■ What the task requires: The answer should be an exact copy of the data.

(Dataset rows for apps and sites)
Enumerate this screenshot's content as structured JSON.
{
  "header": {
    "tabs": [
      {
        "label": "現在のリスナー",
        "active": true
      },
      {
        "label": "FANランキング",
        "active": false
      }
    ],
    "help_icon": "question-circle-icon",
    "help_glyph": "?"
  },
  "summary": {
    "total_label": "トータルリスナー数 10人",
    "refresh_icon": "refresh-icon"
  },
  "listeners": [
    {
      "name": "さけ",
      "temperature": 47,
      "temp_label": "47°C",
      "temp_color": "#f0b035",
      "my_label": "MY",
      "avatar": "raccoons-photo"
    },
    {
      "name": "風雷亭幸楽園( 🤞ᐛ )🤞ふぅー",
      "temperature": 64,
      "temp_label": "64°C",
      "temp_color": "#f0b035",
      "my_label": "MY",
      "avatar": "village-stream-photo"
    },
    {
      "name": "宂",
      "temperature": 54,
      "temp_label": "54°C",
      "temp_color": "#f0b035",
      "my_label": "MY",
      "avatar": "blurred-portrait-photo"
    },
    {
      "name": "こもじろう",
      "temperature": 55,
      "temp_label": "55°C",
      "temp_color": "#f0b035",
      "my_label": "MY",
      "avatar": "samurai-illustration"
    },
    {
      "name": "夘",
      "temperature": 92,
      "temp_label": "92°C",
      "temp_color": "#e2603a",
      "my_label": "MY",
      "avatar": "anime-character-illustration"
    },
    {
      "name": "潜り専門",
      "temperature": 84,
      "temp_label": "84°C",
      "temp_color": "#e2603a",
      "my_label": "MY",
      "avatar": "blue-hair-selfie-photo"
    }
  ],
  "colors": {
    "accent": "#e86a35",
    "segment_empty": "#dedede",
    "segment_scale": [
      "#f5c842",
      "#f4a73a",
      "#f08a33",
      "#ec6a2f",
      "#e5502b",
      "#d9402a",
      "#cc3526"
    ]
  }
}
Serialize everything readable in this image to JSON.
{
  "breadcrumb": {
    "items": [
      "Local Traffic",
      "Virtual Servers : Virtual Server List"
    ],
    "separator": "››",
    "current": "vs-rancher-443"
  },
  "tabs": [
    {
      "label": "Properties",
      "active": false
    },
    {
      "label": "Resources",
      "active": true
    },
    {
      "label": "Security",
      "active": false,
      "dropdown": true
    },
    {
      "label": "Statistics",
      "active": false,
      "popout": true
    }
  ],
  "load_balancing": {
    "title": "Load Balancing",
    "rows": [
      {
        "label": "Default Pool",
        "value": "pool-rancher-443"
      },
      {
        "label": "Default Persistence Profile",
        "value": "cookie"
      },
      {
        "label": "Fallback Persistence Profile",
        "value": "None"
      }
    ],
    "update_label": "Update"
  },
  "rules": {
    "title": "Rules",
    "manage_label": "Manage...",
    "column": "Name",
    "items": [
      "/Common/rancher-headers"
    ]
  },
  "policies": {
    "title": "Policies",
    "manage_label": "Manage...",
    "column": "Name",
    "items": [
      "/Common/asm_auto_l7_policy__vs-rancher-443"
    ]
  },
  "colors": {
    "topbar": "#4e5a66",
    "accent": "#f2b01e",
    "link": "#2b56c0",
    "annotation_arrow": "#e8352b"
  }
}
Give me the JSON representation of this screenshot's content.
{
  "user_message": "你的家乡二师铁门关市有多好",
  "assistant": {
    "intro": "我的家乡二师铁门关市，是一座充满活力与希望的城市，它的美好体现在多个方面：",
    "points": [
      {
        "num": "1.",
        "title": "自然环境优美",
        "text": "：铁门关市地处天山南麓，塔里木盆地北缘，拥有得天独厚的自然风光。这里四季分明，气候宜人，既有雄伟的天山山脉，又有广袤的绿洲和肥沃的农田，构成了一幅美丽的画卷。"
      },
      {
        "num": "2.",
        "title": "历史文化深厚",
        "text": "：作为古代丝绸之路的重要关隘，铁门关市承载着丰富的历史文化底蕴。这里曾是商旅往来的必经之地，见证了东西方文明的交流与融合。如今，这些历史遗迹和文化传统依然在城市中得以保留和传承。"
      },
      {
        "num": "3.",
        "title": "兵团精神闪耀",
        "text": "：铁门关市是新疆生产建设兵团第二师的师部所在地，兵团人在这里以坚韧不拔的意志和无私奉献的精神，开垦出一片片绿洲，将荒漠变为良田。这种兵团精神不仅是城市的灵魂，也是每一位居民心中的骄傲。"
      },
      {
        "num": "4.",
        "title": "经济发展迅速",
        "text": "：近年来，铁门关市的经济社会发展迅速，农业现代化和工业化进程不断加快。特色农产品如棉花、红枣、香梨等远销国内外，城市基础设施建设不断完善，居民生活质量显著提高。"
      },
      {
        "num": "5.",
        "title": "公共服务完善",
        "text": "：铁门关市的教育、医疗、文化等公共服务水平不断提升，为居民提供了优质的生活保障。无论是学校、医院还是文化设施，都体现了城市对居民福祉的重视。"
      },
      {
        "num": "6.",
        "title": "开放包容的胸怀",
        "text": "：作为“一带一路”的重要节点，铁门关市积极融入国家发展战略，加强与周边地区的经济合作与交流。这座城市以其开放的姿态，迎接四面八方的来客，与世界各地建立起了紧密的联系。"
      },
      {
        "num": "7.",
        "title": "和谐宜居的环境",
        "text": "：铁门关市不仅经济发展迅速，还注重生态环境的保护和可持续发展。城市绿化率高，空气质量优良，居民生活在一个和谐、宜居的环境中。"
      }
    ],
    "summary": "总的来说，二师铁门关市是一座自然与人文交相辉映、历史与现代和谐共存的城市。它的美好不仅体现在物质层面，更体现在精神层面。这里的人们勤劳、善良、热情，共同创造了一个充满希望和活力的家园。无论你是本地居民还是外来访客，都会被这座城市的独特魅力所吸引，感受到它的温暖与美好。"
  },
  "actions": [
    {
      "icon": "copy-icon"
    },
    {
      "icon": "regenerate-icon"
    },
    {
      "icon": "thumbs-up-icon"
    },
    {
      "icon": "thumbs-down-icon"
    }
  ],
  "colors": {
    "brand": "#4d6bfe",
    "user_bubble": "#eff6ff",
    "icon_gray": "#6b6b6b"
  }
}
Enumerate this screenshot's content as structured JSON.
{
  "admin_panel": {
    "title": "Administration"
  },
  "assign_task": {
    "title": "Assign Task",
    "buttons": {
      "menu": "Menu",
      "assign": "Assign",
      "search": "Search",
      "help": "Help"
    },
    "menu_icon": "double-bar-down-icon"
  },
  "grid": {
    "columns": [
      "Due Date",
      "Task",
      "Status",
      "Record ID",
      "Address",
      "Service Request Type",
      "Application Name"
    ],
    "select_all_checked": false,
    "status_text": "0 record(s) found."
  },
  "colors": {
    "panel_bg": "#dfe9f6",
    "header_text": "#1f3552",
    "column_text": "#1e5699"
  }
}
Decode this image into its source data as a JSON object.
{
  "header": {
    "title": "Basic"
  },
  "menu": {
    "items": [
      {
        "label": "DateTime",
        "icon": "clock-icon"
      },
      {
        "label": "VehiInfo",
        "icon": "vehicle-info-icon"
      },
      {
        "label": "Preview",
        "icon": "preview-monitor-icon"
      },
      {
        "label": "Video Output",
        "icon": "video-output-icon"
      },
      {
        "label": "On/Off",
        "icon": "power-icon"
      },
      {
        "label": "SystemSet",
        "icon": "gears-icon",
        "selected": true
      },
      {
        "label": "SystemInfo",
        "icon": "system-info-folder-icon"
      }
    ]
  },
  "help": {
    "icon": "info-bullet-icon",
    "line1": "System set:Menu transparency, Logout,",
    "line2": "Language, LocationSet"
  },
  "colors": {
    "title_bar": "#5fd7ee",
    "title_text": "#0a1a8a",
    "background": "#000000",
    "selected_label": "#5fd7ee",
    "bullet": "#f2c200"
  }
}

■ Problem solution:
Enumerate this screenshot's content as structured JSON.
{
  "header": {
    "tabs": [
      {
        "label": "現在のリスナー",
        "active": true
      },
      {
        "label": "FANランキング",
        "active": false
      }
    ],
    "help_icon": "question-circle-icon",
    "help_glyph": "?"
  },
  "summary": {
    "total_label": "トータルリスナー数 10人",
    "refresh_icon": "refresh-icon"
  },
  "listeners": [
    {
      "name": "さけ",
      "temperature": 47,
      "temp_label": "47°C",
      "temp_color": "#f0b035",
      "my_label": "MY",
      "avatar": "raccoons-photo"
    },
    {
      "name": "風雷亭幸楽園( 🤞ᐛ )🤞ふぅー",
      "temperature": 64,
      "temp_label": "64°C",
      "temp_color": "#f0b035",
      "my_label": "MY",
      "avatar": "village-stream-photo"
    },
    {
      "name": "宂",
      "temperature": 54,
      "temp_label": "54°C",
      "temp_color": "#f0b035",
      "my_label": "MY",
      "avatar": "blurred-portrait-photo"
    },
    {
      "name": "こもじろう",
      "temperature": 55,
      "temp_label": "55°C",
      "temp_color": "#f0b035",
      "my_label": "MY",
      "avatar": "samurai-illustration"
    },
    {
      "name": "夘",
      "temperature": 92,
      "temp_label": "92°C",
      "temp_color": "#e2603a",
      "my_label": "MY",
      "avatar": "anime-character-illustration"
    },
    {
      "name": "潜り専門",
      "temperature": 84,
      "temp_label": "84°C",
      "temp_color": "#e2603a",
      "my_label": "MY",
      "avatar": "blue-hair-selfie-photo"
    }
  ],
  "colors": {
    "accent": "#e86a35",
    "segment_empty": "#dedede",
    "segment_scale": [
      "#f5c842",
      "#f4a73a",
      "#f08a33",
      "#ec6a2f",
      "#e5502b",
      "#d9402a",
      "#cc3526"
    ]
  }
}
Serialize everything readable in this image to JSON.
{
  "breadcrumb": {
    "items": [
      "Local Traffic",
      "Virtual Servers : Virtual Server List"
    ],
    "separator": "››",
    "current": "vs-rancher-443"
  },
  "tabs": [
    {
      "label": "Properties",
      "active": false
    },
    {
      "label": "Resources",
      "active": true
    },
    {
      "label": "Security",
      "active": false,
      "dropdown": true
    },
    {
      "label": "Statistics",
      "active": false,
      "popout": true
    }
  ],
  "load_balancing": {
    "title": "Load Balancing",
    "rows": [
      {
        "label": "Default Pool",
        "value": "pool-rancher-443"
      },
      {
        "label": "Default Persistence Profile",
        "value": "cookie"
      },
      {
        "label": "Fallback Persistence Profile",
        "value": "None"
      }
    ],
    "update_label": "Update"
  },
  "rules": {
    "title": "Rules",
    "manage_label": "Manage...",
    "column": "Name",
    "items": [
      "/Common/rancher-headers"
    ]
  },
  "policies": {
    "title": "Policies",
    "manage_label": "Manage...",
    "column": "Name",
    "items": [
      "/Common/asm_auto_l7_policy__vs-rancher-443"
    ]
  },
  "colors": {
    "topbar": "#4e5a66",
    "accent": "#f2b01e",
    "link": "#2b56c0",
    "annotation_arrow": "#e8352b"
  }
}
Give me the JSON representation of this screenshot's content.
{
  "user_message": "你的家乡二师铁门关市有多好",
  "assistant": {
    "intro": "我的家乡二师铁门关市，是一座充满活力与希望的城市，它的美好体现在多个方面：",
    "points": [
      {
        "num": "1.",
        "title": "自然环境优美",
        "text": "：铁门关市地处天山南麓，塔里木盆地北缘，拥有得天独厚的自然风光。这里四季分明，气候宜人，既有雄伟的天山山脉，又有广袤的绿洲和肥沃的农田，构成了一幅美丽的画卷。"
      },
      {
        "num": "2.",
        "title": "历史文化深厚",
        "text": "：作为古代丝绸之路的重要关隘，铁门关市承载着丰富的历史文化底蕴。这里曾是商旅往来的必经之地，见证了东西方文明的交流与融合。如今，这些历史遗迹和文化传统依然在城市中得以保留和传承。"
      },
      {
        "num": "3.",
        "title": "兵团精神闪耀",
        "text": "：铁门关市是新疆生产建设兵团第二师的师部所在地，兵团人在这里以坚韧不拔的意志和无私奉献的精神，开垦出一片片绿洲，将荒漠变为良田。这种兵团精神不仅是城市的灵魂，也是每一位居民心中的骄傲。"
      },
      {
        "num": "4.",
        "title": "经济发展迅速",
        "text": "：近年来，铁门关市的经济社会发展迅速，农业现代化和工业化进程不断加快。特色农产品如棉花、红枣、香梨等远销国内外，城市基础设施建设不断完善，居民生活质量显著提高。"
      },
      {
        "num": "5.",
        "title": "公共服务完善",
        "text": "：铁门关市的教育、医疗、文化等公共服务水平不断提升，为居民提供了优质的生活保障。无论是学校、医院还是文化设施，都体现了城市对居民福祉的重视。"
      },
      {
        "num": "6.",
        "title": "开放包容的胸怀",
        "text": "：作为“一带一路”的重要节点，铁门关市积极融入国家发展战略，加强与周边地区的经济合作与交流。这座城市以其开放的姿态，迎接四面八方的来客，与世界各地建立起了紧密的联系。"
      },
      {
        "num": "7.",
        "title": "和谐宜居的环境",
        "text": "：铁门关市不仅经济发展迅速，还注重生态环境的保护和可持续发展。城市绿化率高，空气质量优良，居民生活在一个和谐、宜居的环境中。"
      }
    ],
    "summary": "总的来说，二师铁门关市是一座自然与人文交相辉映、历史与现代和谐共存的城市。它的美好不仅体现在物质层面，更体现在精神层面。这里的人们勤劳、善良、热情，共同创造了一个充满希望和活力的家园。无论你是本地居民还是外来访客，都会被这座城市的独特魅力所吸引，感受到它的温暖与美好。"
  },
  "actions": [
    {
      "icon": "copy-icon"
    },
    {
      "icon": "regenerate-icon"
    },
    {
      "icon": "thumbs-up-icon"
    },
    {
      "icon": "thumbs-down-icon"
    }
  ],
  "colors": {
    "brand": "#4d6bfe",
    "user_bubble": "#eff6ff",
    "icon_gray": "#6b6b6b"
  }
}
Enumerate this screenshot's content as structured JSON.
{
  "admin_panel": {
    "title": "Administration"
  },
  "assign_task": {
    "title": "Assign Task",
    "buttons": {
      "menu": "Menu",
      "assign": "Assign",
      "search": "Search",
      "help": "Help"
    },
    "menu_icon": "double-bar-down-icon"
  },
  "grid": {
    "columns": [
      "Due Date",
      "Task",
      "Status",
      "Record ID",
      "Address",
      "Service Request Type",
      "Application Name"
    ],
    "select_all_checked": false,
    "status_text": "0 record(s) found."
  },
  "colors": {
    "panel_bg": "#dfe9f6",
    "header_text": "#1f3552",
    "column_text": "#1e5699"
  }
}
Decode this image into its source data as a JSON object.
{
  "header": {
    "title": "Basic"
  },
  "menu": {
    "items": [
      {
        "label": "DateTime",
        "icon": "clock-icon"
      },
      {
        "label": "VehiInfo",
        "icon": "vehicle-info-icon"
      },
      {
        "label": "Preview",
        "icon": "preview-monitor-icon"
      },
      {
        "label": "Video Output",
        "icon": "video-output-icon"
      },
      {
        "label": "On/Off",
        "icon": "power-icon"
      },
      {
        "label": "SystemSet",
        "icon": "gears-icon",
        "selected": true
      },
      {
        "label": "SystemInfo",
        "icon": "system-info-folder-icon"
      }
    ]
  },
  "help": {
    "icon": "info-bullet-icon",
    "line1": "System set:Menu transparency, Logout,",
    "line2": "Language, LocationSet"
  },
  "colors": {
    "title_bar": "#5fd7ee",
    "title_text": "#0a1a8a",
    "background": "#000000",
    "selected_label": "#5fd7ee",
    "bullet": "#f2c200"
  }
}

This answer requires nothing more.